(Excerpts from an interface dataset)
══════════

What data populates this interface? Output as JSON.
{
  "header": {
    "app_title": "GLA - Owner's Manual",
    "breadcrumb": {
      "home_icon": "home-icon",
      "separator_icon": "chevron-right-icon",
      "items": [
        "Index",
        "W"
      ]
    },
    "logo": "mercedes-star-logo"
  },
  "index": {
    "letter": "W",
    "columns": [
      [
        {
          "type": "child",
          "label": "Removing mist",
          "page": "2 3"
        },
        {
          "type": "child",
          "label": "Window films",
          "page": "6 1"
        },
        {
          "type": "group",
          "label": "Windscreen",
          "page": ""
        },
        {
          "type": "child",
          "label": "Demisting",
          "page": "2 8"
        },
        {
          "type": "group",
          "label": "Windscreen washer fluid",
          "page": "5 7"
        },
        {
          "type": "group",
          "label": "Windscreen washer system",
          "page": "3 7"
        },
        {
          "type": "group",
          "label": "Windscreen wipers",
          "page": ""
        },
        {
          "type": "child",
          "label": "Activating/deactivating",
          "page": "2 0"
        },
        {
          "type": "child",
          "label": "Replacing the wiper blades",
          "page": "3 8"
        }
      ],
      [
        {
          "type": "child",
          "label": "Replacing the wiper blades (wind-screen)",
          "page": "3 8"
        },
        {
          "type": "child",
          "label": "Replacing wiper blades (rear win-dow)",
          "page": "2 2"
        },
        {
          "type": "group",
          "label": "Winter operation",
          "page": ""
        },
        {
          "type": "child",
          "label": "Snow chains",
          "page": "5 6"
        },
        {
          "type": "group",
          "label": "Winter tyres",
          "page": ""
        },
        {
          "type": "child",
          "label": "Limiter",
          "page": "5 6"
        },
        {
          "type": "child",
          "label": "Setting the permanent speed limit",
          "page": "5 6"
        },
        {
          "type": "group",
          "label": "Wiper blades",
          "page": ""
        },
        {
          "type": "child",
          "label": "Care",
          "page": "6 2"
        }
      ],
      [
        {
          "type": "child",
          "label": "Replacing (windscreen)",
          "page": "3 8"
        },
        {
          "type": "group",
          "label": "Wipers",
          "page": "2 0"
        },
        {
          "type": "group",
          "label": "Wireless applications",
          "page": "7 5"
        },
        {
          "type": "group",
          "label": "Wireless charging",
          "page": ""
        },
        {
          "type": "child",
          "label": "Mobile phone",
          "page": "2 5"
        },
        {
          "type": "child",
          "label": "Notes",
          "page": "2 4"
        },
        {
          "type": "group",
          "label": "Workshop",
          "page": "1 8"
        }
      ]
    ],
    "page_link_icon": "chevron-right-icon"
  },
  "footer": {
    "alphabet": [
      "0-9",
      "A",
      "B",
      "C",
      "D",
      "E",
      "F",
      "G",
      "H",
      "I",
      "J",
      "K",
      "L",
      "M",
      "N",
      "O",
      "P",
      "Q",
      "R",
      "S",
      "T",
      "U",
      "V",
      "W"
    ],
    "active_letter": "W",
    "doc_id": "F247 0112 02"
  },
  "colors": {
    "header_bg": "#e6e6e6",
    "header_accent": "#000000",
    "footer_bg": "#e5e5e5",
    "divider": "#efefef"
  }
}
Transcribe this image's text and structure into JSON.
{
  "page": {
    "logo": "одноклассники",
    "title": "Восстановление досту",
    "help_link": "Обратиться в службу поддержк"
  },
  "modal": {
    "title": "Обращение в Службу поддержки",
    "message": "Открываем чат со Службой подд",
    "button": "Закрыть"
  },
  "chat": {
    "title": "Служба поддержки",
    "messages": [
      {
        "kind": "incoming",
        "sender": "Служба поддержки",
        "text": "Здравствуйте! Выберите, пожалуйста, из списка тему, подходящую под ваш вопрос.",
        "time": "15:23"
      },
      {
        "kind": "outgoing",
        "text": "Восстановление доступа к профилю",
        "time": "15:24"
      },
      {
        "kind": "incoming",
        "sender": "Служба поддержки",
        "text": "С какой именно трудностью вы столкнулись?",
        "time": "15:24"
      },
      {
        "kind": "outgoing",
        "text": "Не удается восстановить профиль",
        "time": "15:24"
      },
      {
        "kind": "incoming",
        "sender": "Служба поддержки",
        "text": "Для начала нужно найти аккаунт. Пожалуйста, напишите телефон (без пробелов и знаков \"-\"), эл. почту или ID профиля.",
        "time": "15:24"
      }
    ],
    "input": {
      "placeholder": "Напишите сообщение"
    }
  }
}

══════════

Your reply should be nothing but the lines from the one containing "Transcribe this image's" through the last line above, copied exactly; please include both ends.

Transcribe this image's text and structure into JSON.
{
  "page": {
    "logo": "одноклассники",
    "title": "Восстановление досту",
    "help_link": "Обратиться в службу поддержк"
  },
  "modal": {
    "title": "Обращение в Службу поддержки",
    "message": "Открываем чат со Службой подд",
    "button": "Закрыть"
  },
  "chat": {
    "title": "Служба поддержки",
    "messages": [
      {
        "kind": "incoming",
        "sender": "Служба поддержки",
        "text": "Здравствуйте! Выберите, пожалуйста, из списка тему, подходящую под ваш вопрос.",
        "time": "15:23"
      },
      {
        "kind": "outgoing",
        "text": "Восстановление доступа к профилю",
        "time": "15:24"
      },
      {
        "kind": "incoming",
        "sender": "Служба поддержки",
        "text": "С какой именно трудностью вы столкнулись?",
        "time": "15:24"
      },
      {
        "kind": "outgoing",
        "text": "Не удается восстановить профиль",
        "time": "15:24"
      },
      {
        "kind": "incoming",
        "sender": "Служба поддержки",
        "text": "Для начала нужно найти аккаунт. Пожалуйста, напишите телефон (без пробелов и знаков \"-\"), эл. почту или ID профиля.",
        "time": "15:24"
      }
    ],
    "input": {
      "placeholder": "Напишите сообщение"
    }
  }
}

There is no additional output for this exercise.